__THE TASK__: Scan the data below for the string "watermark". Copy every line where it appears.

__Source records__:
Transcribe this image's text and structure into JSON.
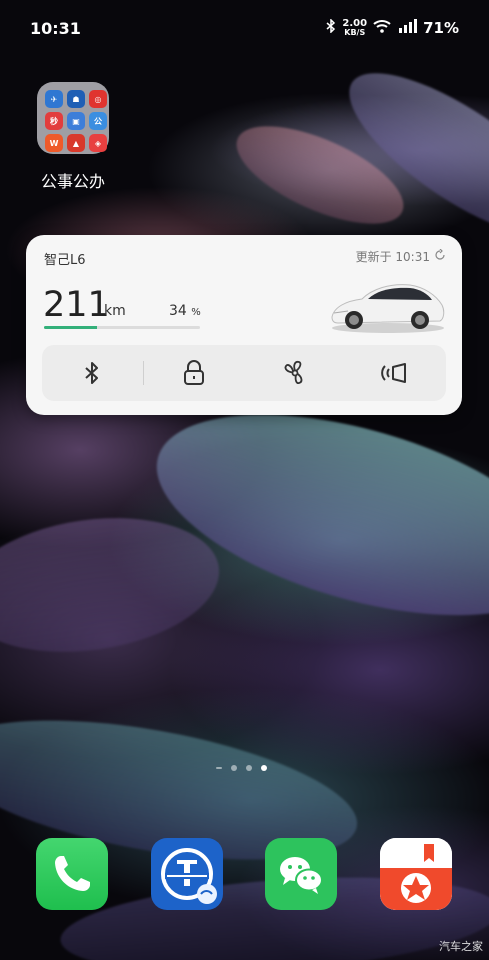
{
  "status_bar": {
    "time": "10:31",
    "net_speed_value": "2.00",
    "net_speed_unit": "KB/S",
    "battery": "71%"
  },
  "folder": {
    "label": "公事公办"
  },
  "widget": {
    "car_name": "智己L6",
    "update_text": "更新于 10:31",
    "range_value": "211",
    "range_unit": "km",
    "battery_percent": "34",
    "battery_percent_sign": "%",
    "battery_level": 0.34,
    "accent_color": "#33b07a",
    "controls": [
      "bluetooth-icon",
      "lock-icon",
      "fan-icon",
      "horn-icon"
    ]
  },
  "pager": {
    "pages": 4,
    "current": 4
  },
  "dock": {
    "apps": [
      "phone",
      "railway-12306",
      "wechat",
      "tomato-novel"
    ]
  },
  "watermark": "汽车之家"
}
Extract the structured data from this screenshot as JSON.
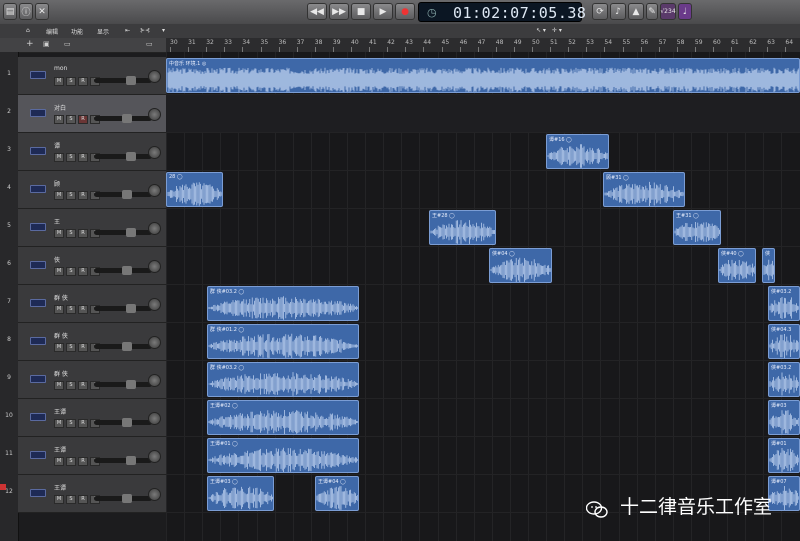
{
  "toolbar": {
    "left_icons": [
      "library-icon",
      "inspector-icon",
      "mixer-icon"
    ],
    "transport": [
      "rewind-icon",
      "fast-forward-icon",
      "stop-icon",
      "play-icon",
      "record-icon"
    ],
    "lcd_time": "01:02:07:05.38",
    "right_icons": [
      "cycle-icon",
      "tuner-icon",
      "metronome-icon",
      "count-in-icon"
    ],
    "right_badge": "√234"
  },
  "menubar": {
    "edit": "编辑",
    "functions": "功能",
    "view": "显示",
    "snap": "▾",
    "catch_icon": "catch-icon"
  },
  "ruler": {
    "bars": [
      "30",
      "31",
      "32",
      "33",
      "34",
      "35",
      "36",
      "37",
      "38",
      "39",
      "40",
      "41",
      "42",
      "43",
      "44",
      "45",
      "46",
      "47",
      "48",
      "49",
      "50",
      "51",
      "52",
      "53",
      "54",
      "55",
      "56",
      "57",
      "58",
      "59",
      "60",
      "61",
      "62",
      "63",
      "64"
    ]
  },
  "tracks": [
    {
      "num": "1",
      "name": "mon",
      "selected": false
    },
    {
      "num": "2",
      "name": "对白",
      "selected": true
    },
    {
      "num": "3",
      "name": "谭",
      "selected": false
    },
    {
      "num": "4",
      "name": "顾",
      "selected": false
    },
    {
      "num": "5",
      "name": "王",
      "selected": false
    },
    {
      "num": "6",
      "name": "侠",
      "selected": false
    },
    {
      "num": "7",
      "name": "群 侠",
      "selected": false
    },
    {
      "num": "8",
      "name": "群 侠",
      "selected": false
    },
    {
      "num": "9",
      "name": "群 侠",
      "selected": false
    },
    {
      "num": "10",
      "name": "王谭",
      "selected": false
    },
    {
      "num": "11",
      "name": "王谭",
      "selected": false
    },
    {
      "num": "12",
      "name": "王谭",
      "selected": false
    }
  ],
  "msri": [
    "M",
    "S",
    "R",
    "I"
  ],
  "regions": [
    {
      "track": 0,
      "label": "中音乐 环境.1 ◎",
      "start": 0,
      "end": 1,
      "dense": true
    },
    {
      "track": 2,
      "label": "谭#16 ◯",
      "start": 0.6,
      "end": 0.7
    },
    {
      "track": 3,
      "label": "28 ◯",
      "start": 0,
      "end": 0.09
    },
    {
      "track": 3,
      "label": "顾#31 ◯",
      "start": 0.69,
      "end": 0.82
    },
    {
      "track": 4,
      "label": "王#28 ◯",
      "start": 0.415,
      "end": 0.52
    },
    {
      "track": 4,
      "label": "王#31 ◯",
      "start": 0.8,
      "end": 0.875
    },
    {
      "track": 5,
      "label": "侠#04 ◯",
      "start": 0.51,
      "end": 0.61
    },
    {
      "track": 5,
      "label": "侠#40 ◯",
      "start": 0.87,
      "end": 0.93
    },
    {
      "track": 5,
      "label": "侠",
      "start": 0.94,
      "end": 0.96
    },
    {
      "track": 6,
      "label": "群 侠#03.2 ◯",
      "start": 0.065,
      "end": 0.305
    },
    {
      "track": 6,
      "label": "侠#03.2",
      "start": 0.95,
      "end": 1
    },
    {
      "track": 7,
      "label": "群 侠#01.2 ◯",
      "start": 0.065,
      "end": 0.305
    },
    {
      "track": 7,
      "label": "侠#04.3",
      "start": 0.95,
      "end": 1
    },
    {
      "track": 8,
      "label": "群 侠#03.2 ◯",
      "start": 0.065,
      "end": 0.305
    },
    {
      "track": 8,
      "label": "侠#03.2",
      "start": 0.95,
      "end": 1
    },
    {
      "track": 9,
      "label": "王谭#02 ◯",
      "start": 0.065,
      "end": 0.305
    },
    {
      "track": 9,
      "label": "谭#03",
      "start": 0.95,
      "end": 1
    },
    {
      "track": 10,
      "label": "王谭#01 ◯",
      "start": 0.065,
      "end": 0.305
    },
    {
      "track": 10,
      "label": "谭#01",
      "start": 0.95,
      "end": 1
    },
    {
      "track": 11,
      "label": "王谭#03 ◯",
      "start": 0.065,
      "end": 0.17
    },
    {
      "track": 11,
      "label": "王谭#04 ◯",
      "start": 0.235,
      "end": 0.305
    },
    {
      "track": 11,
      "label": "谭#07",
      "start": 0.95,
      "end": 1
    }
  ],
  "watermark": "十二律音乐工作室",
  "colors": {
    "region": "#3e68a8",
    "region_border": "#7b9dd4",
    "waveform": "#c8daf6",
    "lcd_text": "#dfe9f5"
  }
}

__REPLY TO THE TASK__:
  "watermark": "汽车之家"
  "watermark": "十二律音乐工作室",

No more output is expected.